*** Data for processing ***

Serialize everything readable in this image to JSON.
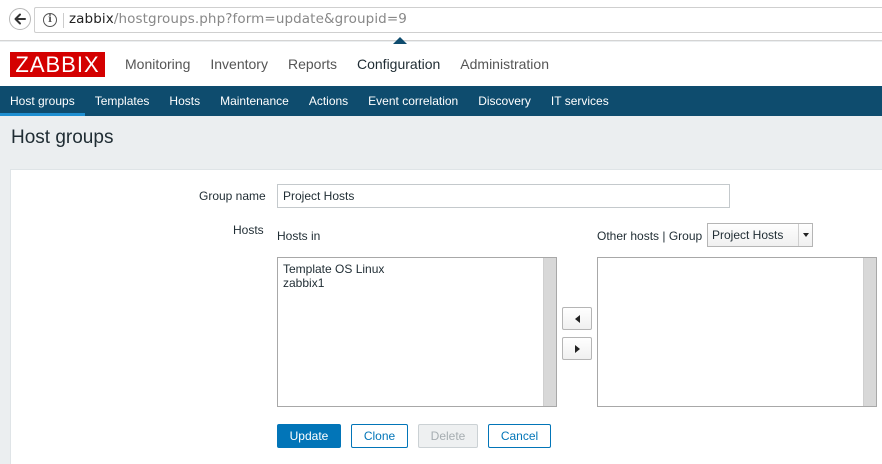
{
  "browser": {
    "url_host": "zabbix",
    "url_path": "/hostgroups.php?form=update&groupid=9"
  },
  "header": {
    "logo": "ZABBIX",
    "nav": [
      "Monitoring",
      "Inventory",
      "Reports",
      "Configuration",
      "Administration"
    ],
    "active_nav": "Configuration"
  },
  "subnav": {
    "items": [
      "Host groups",
      "Templates",
      "Hosts",
      "Maintenance",
      "Actions",
      "Event correlation",
      "Discovery",
      "IT services"
    ],
    "active": "Host groups"
  },
  "page": {
    "title": "Host groups"
  },
  "form": {
    "group_name_label": "Group name",
    "group_name_value": "Project Hosts",
    "hosts_label": "Hosts",
    "hosts_in_label": "Hosts in",
    "other_hosts_label": "Other hosts | Group",
    "group_select_value": "Project Hosts",
    "hosts_in": [
      "Template OS Linux",
      "zabbix1"
    ],
    "other_hosts": [],
    "buttons": {
      "update": "Update",
      "clone": "Clone",
      "delete": "Delete",
      "cancel": "Cancel"
    }
  },
  "colors": {
    "brand_red": "#d40000",
    "subnav_bg": "#0e4c6e",
    "primary": "#0275b8"
  }
}
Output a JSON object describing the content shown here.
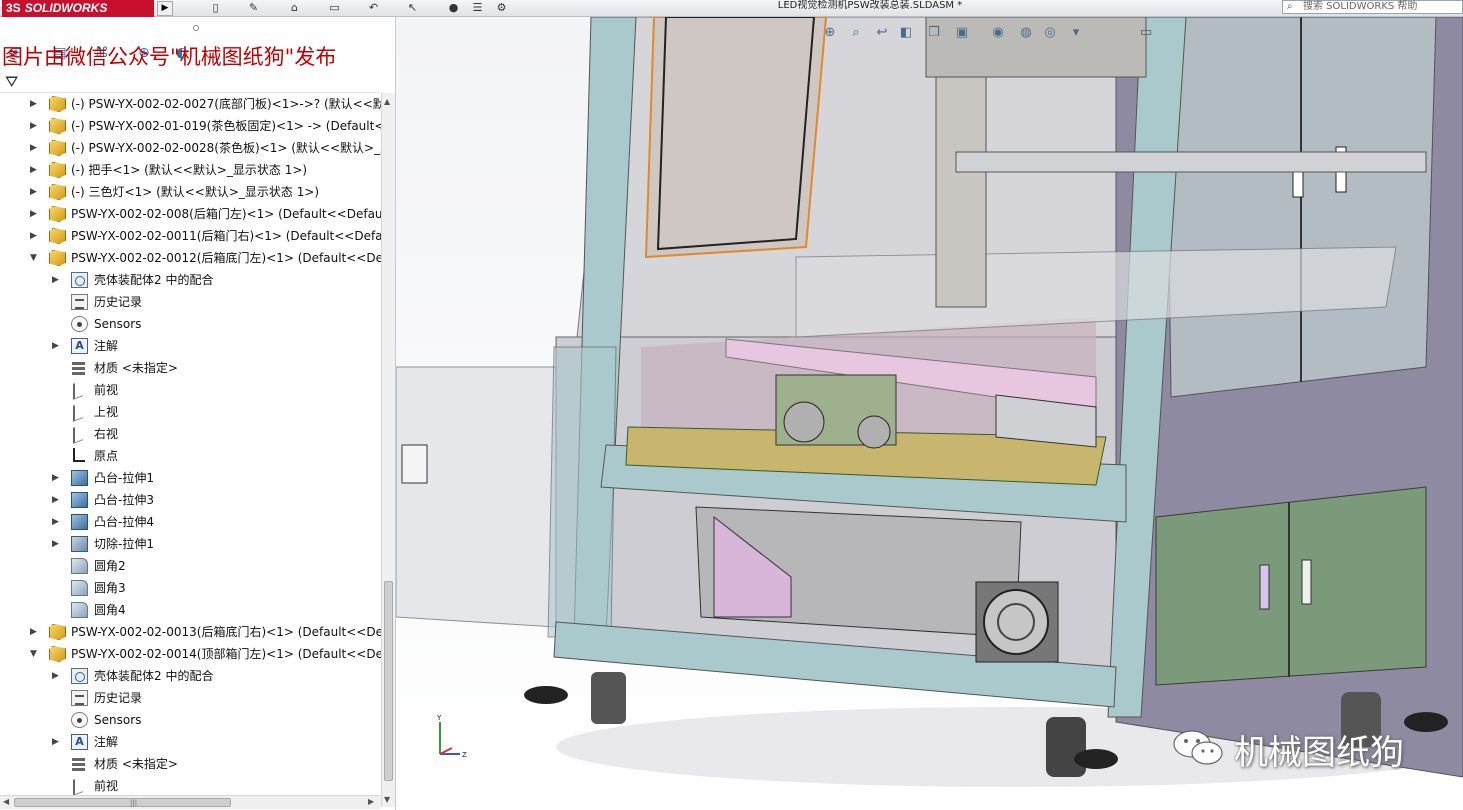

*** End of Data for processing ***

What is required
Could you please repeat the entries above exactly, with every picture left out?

Response
Serialize everything readable in this image to JSON.
{
  "browser": {
    "url_host": "zabbix",
    "url_path": "/hostgroups.php?form=update&groupid=9"
  },
  "header": {
    "logo": "ZABBIX",
    "nav": [
      "Monitoring",
      "Inventory",
      "Reports",
      "Configuration",
      "Administration"
    ],
    "active_nav": "Configuration"
  },
  "subnav": {
    "items": [
      "Host groups",
      "Templates",
      "Hosts",
      "Maintenance",
      "Actions",
      "Event correlation",
      "Discovery",
      "IT services"
    ],
    "active": "Host groups"
  },
  "page": {
    "title": "Host groups"
  },
  "form": {
    "group_name_label": "Group name",
    "group_name_value": "Project Hosts",
    "hosts_label": "Hosts",
    "hosts_in_label": "Hosts in",
    "other_hosts_label": "Other hosts | Group",
    "group_select_value": "Project Hosts",
    "hosts_in": [
      "Template OS Linux",
      "zabbix1"
    ],
    "other_hosts": [],
    "buttons": {
      "update": "Update",
      "clone": "Clone",
      "delete": "Delete",
      "cancel": "Cancel"
    }
  },
  "colors": {
    "brand_red": "#d40000",
    "subnav_bg": "#0e4c6e",
    "primary": "#0275b8"
  }
}
Output a JSON object describing the content shown here.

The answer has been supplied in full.